Champaign, Ill. — Just South of the I-74 interchange onto Neil Street in Champaign, Illinois stands the Gateway Studios apartments. Gateway Studios, once a home to over 100 working class residents, was condemned by the City of Champaign on May 12th forcing its tenants to search for alternative housing or risk living in their vehicles or on the street. At one time a hotel, Gateway Studios had been offering tenants weekly and monthly housing, featuring no leases and rent of $500-$600 per month which was highly competitive for the area. Gateway was condemned because of the owner’s (Donovan Acres, LLC of Tucson Arizona) inability to make utilities payments, owing over $44,000 in unpaid electric and gas bills. Utilities were supposed to be covered by the tenants rent payments. Most residents are employed, though some are disabled. Some working families with children called Gateway their home until the de facto eviction in the late afternoon of the 12th. Residents were informed on the 8th that utilities service would be discontinued. They were told at that time that gas service (which provided their hot water) would be cut on the 11th and electricity would go on the 12th. They were told that the city would immediately condemn the complex as unsafe for human habitation and that residents must find alternative housing immediately following the discontinuation of electric service.

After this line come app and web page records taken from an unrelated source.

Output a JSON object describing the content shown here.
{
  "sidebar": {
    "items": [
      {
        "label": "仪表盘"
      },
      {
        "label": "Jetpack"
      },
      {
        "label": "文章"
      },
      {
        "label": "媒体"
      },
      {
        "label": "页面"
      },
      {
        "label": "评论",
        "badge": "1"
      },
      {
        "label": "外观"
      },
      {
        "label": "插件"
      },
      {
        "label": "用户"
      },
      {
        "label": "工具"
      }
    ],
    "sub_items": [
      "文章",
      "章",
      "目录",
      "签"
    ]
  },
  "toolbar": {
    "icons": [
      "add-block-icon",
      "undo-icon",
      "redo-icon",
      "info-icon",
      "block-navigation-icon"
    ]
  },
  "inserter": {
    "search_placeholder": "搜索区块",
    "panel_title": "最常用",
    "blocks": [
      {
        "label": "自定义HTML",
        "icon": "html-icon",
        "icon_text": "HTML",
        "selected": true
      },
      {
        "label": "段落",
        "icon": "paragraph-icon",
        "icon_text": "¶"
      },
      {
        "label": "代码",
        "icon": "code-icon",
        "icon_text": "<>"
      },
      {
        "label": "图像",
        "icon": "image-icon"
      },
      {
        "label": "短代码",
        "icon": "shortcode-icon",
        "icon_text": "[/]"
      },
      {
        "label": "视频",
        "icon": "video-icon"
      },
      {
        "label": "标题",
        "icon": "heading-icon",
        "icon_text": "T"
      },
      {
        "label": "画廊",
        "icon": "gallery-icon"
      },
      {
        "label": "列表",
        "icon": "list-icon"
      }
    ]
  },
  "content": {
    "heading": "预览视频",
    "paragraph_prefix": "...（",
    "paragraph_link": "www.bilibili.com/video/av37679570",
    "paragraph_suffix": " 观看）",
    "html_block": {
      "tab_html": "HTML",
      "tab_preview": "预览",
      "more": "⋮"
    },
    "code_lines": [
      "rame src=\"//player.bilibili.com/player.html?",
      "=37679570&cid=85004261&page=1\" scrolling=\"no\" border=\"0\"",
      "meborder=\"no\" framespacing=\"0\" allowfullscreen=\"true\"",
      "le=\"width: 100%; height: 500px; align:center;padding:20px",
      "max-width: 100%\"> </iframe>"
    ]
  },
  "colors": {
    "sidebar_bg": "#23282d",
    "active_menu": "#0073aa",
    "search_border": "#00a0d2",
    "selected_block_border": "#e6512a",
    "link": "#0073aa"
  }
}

Through no fault of their own and having paid rent to their landlord, which included utilities, 100 people were forced to vacate their residences. Donovan Acres failed to make payments, so 100 working class brothers and sisters must suffer, given only three days notification of discontinuation of their utilities and four days notice of an effective eviction. The Rental Property Utility Service Act, an Illinois State law, requires that utilities companies inform tenants of multi-family housing facilities at least ten days prior to service disconnects. AmerenIP, the utilities provider, claimed that Gateway was not an apartment complex and thus they were not required to comply with the act. Ameren informed the landlord of the discontinuation of service, and felt that this was sufficient action to remain in compliance with the law.

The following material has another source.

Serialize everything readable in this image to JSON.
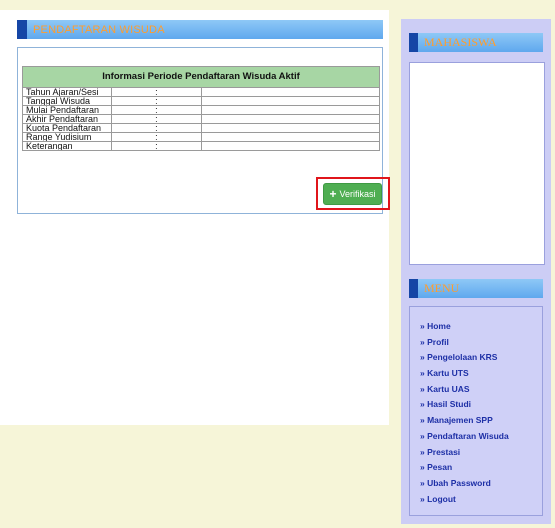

Randall Cotton, a local activist, attempted to introduce a Gateway resident to discuss his situation with the city council during a scheduled study session meeting on the evening of the 12th. Champaign Mayor Gerald Schweighart informed Cotton that he was out of order, having not given notice of his intent to discuss this issue with sufficient time to add it to the council’s agenda for the evening. When Cotton suggested that it only take a few minutes of the council’s time and that the matter was urgent, Schweighart stated “We’ve already gone over this, Randall. I don’t care!”

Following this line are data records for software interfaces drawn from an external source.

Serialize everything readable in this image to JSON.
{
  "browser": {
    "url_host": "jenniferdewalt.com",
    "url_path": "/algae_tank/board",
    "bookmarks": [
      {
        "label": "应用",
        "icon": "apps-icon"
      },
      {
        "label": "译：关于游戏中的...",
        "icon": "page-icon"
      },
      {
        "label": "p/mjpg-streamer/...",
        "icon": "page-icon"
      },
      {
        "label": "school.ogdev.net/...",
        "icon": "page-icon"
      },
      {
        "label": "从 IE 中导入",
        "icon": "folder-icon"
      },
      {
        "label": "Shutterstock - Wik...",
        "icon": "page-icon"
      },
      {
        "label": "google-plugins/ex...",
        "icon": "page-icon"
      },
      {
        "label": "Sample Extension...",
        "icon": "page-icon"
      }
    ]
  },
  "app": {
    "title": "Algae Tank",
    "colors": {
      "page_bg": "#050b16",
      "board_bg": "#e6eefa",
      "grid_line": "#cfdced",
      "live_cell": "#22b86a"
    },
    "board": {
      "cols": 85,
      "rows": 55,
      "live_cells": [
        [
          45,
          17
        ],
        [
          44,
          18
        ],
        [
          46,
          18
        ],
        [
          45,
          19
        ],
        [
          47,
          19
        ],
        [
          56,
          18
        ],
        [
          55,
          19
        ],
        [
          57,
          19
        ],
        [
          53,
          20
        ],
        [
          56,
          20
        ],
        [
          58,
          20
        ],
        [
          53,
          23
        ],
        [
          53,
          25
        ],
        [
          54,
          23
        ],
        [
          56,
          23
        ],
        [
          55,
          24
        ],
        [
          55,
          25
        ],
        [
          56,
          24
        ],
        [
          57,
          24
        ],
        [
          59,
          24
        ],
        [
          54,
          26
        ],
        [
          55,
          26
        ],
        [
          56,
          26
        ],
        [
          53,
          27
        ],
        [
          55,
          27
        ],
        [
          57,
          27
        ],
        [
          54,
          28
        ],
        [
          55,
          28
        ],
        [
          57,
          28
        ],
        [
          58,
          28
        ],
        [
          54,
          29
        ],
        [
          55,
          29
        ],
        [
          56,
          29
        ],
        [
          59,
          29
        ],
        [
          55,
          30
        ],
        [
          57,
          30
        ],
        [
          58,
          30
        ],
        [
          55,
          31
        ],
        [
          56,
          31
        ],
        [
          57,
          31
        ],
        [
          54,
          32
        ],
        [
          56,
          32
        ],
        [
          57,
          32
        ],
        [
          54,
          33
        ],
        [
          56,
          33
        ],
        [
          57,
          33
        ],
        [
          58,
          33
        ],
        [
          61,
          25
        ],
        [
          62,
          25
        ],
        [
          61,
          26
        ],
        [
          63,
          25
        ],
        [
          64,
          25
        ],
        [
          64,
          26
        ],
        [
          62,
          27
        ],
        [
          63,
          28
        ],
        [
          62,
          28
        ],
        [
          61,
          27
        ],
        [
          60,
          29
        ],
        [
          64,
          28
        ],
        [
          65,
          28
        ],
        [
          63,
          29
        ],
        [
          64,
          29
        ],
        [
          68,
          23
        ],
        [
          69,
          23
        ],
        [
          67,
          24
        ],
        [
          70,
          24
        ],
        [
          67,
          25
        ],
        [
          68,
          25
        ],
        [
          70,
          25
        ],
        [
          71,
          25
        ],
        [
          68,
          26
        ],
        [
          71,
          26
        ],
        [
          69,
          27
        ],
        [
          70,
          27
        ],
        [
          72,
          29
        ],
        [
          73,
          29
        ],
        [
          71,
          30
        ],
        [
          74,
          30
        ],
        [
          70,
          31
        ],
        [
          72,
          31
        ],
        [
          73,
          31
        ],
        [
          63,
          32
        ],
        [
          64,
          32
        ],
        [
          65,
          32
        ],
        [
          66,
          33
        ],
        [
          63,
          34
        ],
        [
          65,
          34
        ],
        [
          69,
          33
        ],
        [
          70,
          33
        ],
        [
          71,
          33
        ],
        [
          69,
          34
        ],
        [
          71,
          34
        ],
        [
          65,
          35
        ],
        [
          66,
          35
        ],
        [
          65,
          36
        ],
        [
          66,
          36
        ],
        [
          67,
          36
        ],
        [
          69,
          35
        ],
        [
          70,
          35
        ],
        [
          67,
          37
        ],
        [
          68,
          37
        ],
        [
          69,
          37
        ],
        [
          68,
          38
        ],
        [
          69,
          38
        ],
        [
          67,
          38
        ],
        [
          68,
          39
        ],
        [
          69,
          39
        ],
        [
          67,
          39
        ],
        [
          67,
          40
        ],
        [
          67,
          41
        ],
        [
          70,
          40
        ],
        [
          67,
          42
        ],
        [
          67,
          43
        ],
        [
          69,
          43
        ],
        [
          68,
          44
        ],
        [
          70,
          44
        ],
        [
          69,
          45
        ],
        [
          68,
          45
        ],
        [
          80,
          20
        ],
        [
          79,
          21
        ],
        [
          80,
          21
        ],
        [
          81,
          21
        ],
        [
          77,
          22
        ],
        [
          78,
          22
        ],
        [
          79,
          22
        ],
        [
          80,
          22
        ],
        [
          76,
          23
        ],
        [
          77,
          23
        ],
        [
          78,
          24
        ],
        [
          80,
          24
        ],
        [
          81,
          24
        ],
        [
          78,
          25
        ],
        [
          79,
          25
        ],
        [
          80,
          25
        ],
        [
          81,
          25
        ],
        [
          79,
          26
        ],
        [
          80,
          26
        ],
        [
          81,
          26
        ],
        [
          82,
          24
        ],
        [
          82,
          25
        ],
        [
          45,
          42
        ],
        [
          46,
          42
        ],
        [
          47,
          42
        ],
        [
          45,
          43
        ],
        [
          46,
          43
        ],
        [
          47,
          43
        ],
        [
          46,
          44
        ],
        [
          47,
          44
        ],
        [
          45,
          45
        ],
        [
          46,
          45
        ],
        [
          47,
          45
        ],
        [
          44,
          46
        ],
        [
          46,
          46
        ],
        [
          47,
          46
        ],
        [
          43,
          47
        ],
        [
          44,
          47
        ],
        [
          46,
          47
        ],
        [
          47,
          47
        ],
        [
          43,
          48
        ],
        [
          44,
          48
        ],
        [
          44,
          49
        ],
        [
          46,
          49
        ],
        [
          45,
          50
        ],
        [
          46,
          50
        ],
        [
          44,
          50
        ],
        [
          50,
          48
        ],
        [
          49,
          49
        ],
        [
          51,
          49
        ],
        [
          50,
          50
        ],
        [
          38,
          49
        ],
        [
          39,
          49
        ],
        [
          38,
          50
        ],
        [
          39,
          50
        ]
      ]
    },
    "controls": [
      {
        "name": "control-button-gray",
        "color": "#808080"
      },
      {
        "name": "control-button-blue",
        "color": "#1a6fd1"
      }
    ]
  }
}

The Gateway Studios case is one of many playing out across the country during these harsh financial times. It is an example of the bureaucratic and officious nature of the class struggle. Our working class brothers and sisters can attempt to seek and hold jobs. They can attempt to raise and provide for their families. They can do everything expected of them, and still their wellbeing as well as that of their loved ones is at the mercy of a system that puts profit and property before human need.